Effect 2: Academically
There is evidence showing that children who are bullied are more likely than nonbullied peers to dislike school and receive poorer grades as well as lower standardized test scores. (Hoff 22). A significant negative association between bullying and academic achievement were measured by grades, student achievement scores, and teacher’s ratings of students’ achievement. (Dineen 3)
Those who are cyberbullied tend to have low self-esteem and isolate themselves. These combined can explain why students may drop out of extracurricular or they may not ask questions in class due to fear. (uknowkids.com).
Effect 3: Emotionally
Some of the most prevalent psychological effects of cyberbullying include high levels of anger, powerlessness, sadness, and fear. (Hoff 8).

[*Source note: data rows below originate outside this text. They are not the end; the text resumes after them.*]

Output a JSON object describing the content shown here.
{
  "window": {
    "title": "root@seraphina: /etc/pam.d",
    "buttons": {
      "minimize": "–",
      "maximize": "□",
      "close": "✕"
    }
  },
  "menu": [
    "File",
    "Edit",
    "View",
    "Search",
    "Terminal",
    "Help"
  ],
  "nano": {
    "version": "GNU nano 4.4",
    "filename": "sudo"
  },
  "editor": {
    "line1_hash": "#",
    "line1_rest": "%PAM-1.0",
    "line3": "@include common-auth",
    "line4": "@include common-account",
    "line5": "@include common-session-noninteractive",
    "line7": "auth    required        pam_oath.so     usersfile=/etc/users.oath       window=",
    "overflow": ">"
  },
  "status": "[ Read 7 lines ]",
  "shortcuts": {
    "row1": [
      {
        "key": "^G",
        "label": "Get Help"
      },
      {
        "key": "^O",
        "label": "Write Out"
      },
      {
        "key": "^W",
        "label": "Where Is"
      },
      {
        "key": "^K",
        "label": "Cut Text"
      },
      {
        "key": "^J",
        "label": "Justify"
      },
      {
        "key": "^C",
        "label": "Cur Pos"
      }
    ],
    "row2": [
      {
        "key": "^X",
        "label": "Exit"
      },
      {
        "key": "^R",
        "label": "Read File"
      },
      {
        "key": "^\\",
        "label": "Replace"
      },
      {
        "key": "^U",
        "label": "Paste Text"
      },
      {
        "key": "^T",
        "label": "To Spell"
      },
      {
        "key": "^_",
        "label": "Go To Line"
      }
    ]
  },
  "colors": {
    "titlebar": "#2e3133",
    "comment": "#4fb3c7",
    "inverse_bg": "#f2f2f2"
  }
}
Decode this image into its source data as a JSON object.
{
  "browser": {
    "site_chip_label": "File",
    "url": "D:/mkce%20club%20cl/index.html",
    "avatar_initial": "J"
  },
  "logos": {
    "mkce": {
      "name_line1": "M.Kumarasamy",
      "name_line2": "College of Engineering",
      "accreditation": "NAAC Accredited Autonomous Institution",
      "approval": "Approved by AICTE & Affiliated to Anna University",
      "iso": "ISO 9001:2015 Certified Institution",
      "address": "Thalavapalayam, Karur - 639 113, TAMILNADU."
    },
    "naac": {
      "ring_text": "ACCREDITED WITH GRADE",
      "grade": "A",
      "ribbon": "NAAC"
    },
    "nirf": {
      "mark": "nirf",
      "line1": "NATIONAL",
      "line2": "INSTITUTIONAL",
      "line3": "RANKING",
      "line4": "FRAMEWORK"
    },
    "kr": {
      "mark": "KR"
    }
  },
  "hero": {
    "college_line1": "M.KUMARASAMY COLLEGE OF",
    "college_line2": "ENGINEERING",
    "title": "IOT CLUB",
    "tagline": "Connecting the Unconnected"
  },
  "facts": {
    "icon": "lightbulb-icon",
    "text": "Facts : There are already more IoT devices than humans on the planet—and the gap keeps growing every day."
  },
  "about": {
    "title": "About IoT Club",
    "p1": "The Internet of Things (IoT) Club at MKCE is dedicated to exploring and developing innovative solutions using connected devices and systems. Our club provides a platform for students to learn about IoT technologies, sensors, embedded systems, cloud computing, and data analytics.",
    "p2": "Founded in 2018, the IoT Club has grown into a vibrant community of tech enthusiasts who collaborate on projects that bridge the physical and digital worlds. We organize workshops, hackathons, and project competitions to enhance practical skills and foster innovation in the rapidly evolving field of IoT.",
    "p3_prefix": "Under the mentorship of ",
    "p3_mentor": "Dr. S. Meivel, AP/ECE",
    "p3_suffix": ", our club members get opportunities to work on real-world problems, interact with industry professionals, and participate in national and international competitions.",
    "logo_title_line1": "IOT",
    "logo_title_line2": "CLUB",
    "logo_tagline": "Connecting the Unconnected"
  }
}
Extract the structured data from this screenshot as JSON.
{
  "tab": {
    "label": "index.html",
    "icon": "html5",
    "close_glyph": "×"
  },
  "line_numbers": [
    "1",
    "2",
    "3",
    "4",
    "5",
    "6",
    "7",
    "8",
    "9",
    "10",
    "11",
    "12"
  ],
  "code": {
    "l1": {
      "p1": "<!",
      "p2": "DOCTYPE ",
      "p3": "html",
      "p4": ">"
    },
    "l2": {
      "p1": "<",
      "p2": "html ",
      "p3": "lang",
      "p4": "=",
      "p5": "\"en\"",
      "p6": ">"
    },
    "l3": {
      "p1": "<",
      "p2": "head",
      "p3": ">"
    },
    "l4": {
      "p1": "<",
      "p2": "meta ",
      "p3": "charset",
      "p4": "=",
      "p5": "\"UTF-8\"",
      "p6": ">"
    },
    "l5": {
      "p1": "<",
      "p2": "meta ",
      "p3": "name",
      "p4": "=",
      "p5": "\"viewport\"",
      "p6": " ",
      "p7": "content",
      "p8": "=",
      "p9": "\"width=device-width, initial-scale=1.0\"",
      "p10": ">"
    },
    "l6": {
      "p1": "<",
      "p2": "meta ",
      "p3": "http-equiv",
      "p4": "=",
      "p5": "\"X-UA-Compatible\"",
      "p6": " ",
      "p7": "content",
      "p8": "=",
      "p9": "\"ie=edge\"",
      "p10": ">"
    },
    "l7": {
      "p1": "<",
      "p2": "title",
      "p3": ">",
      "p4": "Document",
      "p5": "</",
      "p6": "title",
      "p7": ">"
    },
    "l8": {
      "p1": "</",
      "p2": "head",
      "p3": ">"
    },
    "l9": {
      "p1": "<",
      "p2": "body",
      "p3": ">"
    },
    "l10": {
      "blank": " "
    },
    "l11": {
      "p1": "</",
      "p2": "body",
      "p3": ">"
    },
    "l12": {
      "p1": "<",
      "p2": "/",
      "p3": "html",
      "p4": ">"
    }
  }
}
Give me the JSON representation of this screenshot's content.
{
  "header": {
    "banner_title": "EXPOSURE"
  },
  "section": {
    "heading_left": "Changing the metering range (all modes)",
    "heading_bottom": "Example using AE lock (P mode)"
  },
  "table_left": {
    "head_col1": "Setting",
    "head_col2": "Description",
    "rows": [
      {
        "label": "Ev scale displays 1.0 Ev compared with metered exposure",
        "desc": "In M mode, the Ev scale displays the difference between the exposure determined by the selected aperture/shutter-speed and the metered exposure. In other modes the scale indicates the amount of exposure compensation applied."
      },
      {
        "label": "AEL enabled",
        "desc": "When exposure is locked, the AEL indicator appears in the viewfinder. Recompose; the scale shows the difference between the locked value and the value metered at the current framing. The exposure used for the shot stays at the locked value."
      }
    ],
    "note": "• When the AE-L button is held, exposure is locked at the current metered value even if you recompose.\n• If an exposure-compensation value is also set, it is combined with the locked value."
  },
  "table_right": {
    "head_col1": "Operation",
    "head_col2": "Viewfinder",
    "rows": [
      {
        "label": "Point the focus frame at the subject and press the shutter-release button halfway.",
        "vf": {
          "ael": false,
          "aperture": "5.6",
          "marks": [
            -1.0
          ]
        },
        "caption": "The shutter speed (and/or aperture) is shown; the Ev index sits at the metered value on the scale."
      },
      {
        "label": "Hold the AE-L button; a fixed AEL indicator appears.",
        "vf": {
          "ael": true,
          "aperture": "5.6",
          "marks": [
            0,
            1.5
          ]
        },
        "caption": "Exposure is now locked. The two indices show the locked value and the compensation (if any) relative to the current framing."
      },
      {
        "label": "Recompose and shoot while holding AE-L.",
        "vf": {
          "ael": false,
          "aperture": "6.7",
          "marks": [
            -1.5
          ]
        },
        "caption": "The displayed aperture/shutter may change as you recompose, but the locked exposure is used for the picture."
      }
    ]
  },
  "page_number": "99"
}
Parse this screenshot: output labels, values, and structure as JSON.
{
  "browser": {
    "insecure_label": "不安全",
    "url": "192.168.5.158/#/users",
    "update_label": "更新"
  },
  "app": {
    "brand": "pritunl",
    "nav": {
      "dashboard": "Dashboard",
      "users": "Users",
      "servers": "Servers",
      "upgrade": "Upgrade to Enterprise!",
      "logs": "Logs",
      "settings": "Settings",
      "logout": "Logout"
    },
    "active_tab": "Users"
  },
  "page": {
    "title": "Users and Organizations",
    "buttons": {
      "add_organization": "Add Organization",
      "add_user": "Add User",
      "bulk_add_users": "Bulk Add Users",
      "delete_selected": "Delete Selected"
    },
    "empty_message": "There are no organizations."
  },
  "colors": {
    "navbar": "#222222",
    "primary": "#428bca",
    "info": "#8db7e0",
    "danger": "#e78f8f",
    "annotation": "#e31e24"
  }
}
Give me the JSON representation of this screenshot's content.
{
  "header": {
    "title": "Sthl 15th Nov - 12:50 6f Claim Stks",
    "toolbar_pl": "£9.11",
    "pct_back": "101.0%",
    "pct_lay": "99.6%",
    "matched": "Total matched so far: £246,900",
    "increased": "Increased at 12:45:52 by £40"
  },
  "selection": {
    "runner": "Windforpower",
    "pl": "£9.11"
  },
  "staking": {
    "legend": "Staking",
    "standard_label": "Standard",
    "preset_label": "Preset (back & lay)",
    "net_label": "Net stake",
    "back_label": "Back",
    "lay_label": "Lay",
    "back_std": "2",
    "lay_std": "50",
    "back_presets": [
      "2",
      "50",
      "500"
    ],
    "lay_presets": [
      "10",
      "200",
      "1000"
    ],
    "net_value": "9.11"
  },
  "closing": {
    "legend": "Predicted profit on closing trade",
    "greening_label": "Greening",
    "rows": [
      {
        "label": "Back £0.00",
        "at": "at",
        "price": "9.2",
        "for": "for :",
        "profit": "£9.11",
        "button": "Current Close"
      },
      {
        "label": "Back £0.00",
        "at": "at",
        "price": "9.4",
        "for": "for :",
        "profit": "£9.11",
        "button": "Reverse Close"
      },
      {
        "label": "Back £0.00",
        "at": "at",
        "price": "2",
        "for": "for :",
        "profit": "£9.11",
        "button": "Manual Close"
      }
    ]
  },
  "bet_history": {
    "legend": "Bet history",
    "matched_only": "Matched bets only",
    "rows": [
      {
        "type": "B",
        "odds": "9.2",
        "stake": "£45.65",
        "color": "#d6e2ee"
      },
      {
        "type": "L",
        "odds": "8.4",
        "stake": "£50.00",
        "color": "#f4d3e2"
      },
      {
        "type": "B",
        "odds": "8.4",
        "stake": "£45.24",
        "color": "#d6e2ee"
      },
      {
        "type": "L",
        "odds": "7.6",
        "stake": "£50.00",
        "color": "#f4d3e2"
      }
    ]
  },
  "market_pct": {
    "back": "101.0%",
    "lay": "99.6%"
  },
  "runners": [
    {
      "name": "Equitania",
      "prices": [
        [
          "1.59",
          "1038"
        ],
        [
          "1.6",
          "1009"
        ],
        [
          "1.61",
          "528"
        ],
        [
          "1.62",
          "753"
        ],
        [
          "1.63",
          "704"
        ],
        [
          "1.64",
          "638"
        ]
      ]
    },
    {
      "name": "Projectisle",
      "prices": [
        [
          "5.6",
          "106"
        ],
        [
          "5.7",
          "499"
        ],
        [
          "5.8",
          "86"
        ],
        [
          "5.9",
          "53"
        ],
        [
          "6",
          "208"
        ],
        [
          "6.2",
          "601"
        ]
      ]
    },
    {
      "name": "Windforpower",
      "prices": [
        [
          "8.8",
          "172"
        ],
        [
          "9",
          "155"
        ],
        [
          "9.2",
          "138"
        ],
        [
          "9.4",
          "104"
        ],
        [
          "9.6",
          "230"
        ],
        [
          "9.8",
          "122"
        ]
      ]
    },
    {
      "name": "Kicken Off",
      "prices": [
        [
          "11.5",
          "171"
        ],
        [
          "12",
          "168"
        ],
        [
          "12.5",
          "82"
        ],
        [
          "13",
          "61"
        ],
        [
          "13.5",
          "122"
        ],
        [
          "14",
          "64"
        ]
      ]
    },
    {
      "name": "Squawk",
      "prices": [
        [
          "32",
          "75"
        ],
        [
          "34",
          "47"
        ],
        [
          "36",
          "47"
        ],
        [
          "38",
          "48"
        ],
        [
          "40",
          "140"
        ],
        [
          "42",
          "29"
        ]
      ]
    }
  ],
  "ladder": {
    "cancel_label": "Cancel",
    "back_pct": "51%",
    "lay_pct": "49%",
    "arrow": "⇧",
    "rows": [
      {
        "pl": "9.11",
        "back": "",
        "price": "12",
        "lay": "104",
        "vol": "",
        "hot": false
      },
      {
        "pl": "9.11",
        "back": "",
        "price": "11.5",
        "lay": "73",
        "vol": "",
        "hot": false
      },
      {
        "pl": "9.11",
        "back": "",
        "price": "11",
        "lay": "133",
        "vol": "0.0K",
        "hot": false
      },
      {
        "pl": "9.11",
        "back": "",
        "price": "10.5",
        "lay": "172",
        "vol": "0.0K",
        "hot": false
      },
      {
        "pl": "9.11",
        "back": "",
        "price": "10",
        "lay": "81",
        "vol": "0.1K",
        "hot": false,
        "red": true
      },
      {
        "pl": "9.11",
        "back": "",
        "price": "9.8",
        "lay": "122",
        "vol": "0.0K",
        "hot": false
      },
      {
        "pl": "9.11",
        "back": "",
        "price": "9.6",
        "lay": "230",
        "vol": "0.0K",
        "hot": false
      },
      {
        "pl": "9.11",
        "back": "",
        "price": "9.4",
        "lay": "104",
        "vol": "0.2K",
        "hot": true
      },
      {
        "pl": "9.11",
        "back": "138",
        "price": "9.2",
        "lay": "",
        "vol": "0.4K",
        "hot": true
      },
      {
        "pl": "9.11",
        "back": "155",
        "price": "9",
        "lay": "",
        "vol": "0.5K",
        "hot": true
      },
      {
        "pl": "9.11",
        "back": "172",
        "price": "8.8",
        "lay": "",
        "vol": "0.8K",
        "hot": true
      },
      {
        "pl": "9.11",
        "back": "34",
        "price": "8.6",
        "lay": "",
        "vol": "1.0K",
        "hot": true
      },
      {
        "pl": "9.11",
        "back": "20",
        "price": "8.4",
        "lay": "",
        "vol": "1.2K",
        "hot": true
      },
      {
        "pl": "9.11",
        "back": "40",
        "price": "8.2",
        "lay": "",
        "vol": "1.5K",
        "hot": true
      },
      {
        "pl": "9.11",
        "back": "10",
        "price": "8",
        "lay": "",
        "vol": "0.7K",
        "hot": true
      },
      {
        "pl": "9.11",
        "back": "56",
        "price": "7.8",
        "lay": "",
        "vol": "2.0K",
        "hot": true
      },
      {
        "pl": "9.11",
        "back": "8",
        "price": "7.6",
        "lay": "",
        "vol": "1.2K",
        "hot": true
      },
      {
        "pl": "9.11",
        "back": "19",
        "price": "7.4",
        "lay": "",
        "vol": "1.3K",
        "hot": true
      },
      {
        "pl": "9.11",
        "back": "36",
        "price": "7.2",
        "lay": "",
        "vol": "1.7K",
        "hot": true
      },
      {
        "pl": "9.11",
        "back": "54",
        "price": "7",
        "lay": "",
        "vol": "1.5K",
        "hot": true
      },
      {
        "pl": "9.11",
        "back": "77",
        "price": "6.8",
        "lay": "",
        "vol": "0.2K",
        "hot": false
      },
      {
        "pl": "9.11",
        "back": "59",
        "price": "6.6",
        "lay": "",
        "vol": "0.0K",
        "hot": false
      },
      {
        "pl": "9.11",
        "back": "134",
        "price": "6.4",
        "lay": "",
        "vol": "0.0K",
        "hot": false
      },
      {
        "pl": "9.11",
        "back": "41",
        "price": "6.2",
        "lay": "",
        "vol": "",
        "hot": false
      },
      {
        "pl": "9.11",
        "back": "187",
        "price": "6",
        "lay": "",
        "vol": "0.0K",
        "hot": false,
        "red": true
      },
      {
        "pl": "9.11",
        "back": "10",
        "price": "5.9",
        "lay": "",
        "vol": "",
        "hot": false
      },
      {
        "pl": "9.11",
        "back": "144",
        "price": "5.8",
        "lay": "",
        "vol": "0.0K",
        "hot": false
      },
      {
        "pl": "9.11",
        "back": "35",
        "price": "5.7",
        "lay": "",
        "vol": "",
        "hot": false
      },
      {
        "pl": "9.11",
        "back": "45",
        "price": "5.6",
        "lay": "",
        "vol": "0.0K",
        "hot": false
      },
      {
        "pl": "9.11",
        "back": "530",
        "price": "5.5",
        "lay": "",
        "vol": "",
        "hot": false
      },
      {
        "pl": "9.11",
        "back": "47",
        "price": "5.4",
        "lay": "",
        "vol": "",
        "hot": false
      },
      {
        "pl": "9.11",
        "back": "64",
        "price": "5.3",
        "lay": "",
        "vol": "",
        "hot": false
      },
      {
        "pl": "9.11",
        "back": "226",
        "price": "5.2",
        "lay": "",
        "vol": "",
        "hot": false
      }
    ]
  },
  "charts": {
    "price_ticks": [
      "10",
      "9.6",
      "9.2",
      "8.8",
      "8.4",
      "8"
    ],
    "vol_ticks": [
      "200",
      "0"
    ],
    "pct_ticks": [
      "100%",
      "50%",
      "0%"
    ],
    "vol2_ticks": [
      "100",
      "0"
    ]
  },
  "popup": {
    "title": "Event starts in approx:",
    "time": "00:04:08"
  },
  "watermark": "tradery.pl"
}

There are consistent associations between exposure to cyberbullying and increased likelihood of depression. (Scientific American). “Cyberbullying and depression went hand-in-hand, the researchers report today.” (JAMA Pediatrics). Studies even go as far to state that bullying’s effects can be as bad or worse than child abuse. (Fox News).